Carbon fiber has been used in many applications because of several of its important features such as its strength and lightness. Those characteristics will be explored in this post but the chemist in me must first address the nature of carbon and carbon containing compounds.
The term “organic” has most likely become familiar to many of you because of its connection to foods – how foods are farmed, processed, preserved, etc. However, to a chemist, the term organic means the branch of chemistry that involves the study of compounds that contain the element carbon.
My inorganic chemistry colleagues will be the first to remind me that carbon, in its pure form, is not actually considered to be organic because it’s an element, not a compound. Pure carbon takes several forms, including the “lead” in your pencil (graphite form), a lustrous gemstone (diamond form) and some other forms that have been discovered within the past century, such as the fullerenes (usually 60-70 carbon atoms arranged in a 3-D structure similar to a soccer ball or geodesic dome, thus, affectionately known as “Bucky balls” after Buckminster Fuller).
So, is carbon fiber organic? The answer is — it depends on the context! The website “How Products are Made” (http://www.madehow.com/Volume-4/Carbon-Fiber.html) explains the composition of and process for making carbon fiber, as follows:
“A carbon fiber is a long, thin strand of material about 0.0002-0.0004 in (0.005-0.010 mm) in diameter and composed mostly of carbon atoms. The carbon atoms are bonded together in microscopic crystals that are more or less aligned parallel to the long axis of the fiber. The crystal alignment makes the fiber incredibly strong for its size. Several thousand carbon fibers are twisted together to form a yarn, which may be used by itself or woven into a fabric. The yarn or fabric is combined with epoxy and wound or molded into shape to form various composite materials.”
Aha! So basically carbon fiber alone is probably best classified as inorganic but those “composite materials” are carbon based compounds (plastics, epoxies, etc.) and are thus classified as organic. Therefore, if you have carbon fiber composite “bits” on your motorcycle, then you can make the claim that your bike is (at least partly) organic! (Try dropping that line while shopping at your local organic food co-op and let me know about the reactions you get!)

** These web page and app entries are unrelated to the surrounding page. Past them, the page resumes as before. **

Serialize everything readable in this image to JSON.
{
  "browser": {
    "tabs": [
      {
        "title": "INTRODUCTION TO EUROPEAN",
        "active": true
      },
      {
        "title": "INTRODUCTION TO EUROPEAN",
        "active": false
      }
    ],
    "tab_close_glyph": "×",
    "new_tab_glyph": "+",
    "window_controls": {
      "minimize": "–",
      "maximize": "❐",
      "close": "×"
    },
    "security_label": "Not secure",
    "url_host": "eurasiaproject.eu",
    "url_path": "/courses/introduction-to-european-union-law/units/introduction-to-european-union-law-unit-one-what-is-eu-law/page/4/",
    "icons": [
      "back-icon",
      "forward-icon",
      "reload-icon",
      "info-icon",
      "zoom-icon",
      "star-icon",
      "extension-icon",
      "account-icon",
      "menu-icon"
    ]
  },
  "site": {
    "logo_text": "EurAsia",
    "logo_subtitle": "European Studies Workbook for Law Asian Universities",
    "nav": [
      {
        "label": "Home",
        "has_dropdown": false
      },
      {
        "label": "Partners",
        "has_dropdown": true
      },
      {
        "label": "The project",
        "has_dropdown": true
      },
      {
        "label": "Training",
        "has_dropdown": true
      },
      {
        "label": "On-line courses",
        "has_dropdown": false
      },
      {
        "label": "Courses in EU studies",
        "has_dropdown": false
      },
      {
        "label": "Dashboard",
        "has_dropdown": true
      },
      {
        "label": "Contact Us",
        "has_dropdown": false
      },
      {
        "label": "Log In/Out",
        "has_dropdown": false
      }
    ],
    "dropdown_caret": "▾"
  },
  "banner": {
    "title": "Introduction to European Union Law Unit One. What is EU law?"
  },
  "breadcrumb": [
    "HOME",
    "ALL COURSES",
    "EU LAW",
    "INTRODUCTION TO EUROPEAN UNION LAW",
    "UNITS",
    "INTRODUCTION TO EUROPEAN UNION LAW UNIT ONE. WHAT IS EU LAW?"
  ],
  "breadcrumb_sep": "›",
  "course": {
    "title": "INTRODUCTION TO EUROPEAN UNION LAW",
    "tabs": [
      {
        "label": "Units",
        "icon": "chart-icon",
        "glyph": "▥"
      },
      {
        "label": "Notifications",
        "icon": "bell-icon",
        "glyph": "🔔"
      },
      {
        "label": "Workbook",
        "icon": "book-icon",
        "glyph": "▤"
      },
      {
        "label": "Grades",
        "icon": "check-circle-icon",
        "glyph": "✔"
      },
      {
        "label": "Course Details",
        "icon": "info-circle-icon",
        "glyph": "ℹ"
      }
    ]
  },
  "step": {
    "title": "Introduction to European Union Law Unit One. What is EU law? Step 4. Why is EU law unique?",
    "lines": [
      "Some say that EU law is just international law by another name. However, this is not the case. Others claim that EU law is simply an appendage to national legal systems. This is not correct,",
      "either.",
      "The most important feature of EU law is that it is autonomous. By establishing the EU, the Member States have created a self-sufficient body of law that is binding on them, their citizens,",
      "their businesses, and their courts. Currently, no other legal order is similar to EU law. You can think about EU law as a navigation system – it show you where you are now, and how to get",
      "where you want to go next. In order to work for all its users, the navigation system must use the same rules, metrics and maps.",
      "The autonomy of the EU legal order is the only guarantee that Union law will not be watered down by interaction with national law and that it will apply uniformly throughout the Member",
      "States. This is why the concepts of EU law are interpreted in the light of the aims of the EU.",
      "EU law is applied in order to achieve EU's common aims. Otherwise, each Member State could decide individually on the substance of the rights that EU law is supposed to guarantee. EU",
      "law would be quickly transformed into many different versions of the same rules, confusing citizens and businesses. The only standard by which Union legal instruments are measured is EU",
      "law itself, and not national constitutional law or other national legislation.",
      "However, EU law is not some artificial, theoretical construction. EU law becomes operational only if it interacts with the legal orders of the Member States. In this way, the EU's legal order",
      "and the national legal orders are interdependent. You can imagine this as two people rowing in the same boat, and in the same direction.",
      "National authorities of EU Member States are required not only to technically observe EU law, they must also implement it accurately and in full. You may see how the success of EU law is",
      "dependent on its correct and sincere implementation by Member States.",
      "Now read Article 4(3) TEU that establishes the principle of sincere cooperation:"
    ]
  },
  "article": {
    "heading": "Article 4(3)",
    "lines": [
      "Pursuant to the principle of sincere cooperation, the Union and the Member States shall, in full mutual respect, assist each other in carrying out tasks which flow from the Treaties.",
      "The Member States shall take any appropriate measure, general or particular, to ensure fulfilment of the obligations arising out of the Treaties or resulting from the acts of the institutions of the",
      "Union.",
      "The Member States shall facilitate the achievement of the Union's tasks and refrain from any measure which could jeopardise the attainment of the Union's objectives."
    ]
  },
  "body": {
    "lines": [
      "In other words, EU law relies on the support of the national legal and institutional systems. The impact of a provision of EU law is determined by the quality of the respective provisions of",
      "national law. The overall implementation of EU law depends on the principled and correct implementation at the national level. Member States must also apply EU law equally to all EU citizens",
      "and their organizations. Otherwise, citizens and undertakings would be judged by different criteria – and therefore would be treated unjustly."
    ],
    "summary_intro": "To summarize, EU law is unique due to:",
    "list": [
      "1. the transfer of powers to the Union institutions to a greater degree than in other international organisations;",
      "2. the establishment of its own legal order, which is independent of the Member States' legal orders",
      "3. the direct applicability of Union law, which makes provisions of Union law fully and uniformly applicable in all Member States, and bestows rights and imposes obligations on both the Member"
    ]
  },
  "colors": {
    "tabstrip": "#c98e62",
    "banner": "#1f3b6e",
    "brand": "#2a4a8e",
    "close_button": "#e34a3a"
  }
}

OK – back to the matter at hand … so, it’s the way that the fibers are aligned that gives carbon fiber its characteristic strength. This strength, combined with its light “weight” makes it a very desirable material in the manufacture of automobiles and motorcycles, especially in racing applications where both strength and lightness are highly desirable. It is very important to note that carbon fiber and carbon fiber composites have complex characteristics that require multiple measures for comparison with other materials. However, to simplify the issue of lightness, one can compare the simple physical property of the density (the mass per unit volume) of the materials. Steel has a density that is a little more than five times that of a typical carbon fiber composite, and aluminum’s density is almost twice that of such a composite. The bottom line, then, is that the same sized (volume) part made from a carbon fiber composite makes that part about 2-5 times lighter than if an aluminum or steel part is used. That simple, single factor has revolutionized the design and manufacture of motorcycles (and airplanes and autos, too).
Well, before I leave off, I just want to point out that it’s not only professional racers who like to go fast and thus incorporate carbon fiber “bits” into their bikes. Motorcyclists who ride for fun, enjoy the occasional track day, and commute on our motorcycles, appreciate a strong yet light machine. Oh, and carbon fiber also looks pretty stylish and “racy” to those of us who admire the speed and the design of modern bikes. Below are two photos of stock carbon fiber parts on my Ducati Hypermotard 1100 and one of the after market exhaust on my husband’s Hyper. (So far mine is stock, but perhaps the future holds some mod’s for me, too. Oh, and I also recently fell in love with a beautiful helmet that is wrapped in carbon fiber. Drool …)
Phew! All of this “talking” is making me thirsty. Stay tuned for my next post about my favorite inorganic molecule (water) and its connection to motorcycling. It’s very cool. (OK, I heard you groan…)
Please share your comments and photos with me! I’d love to see them.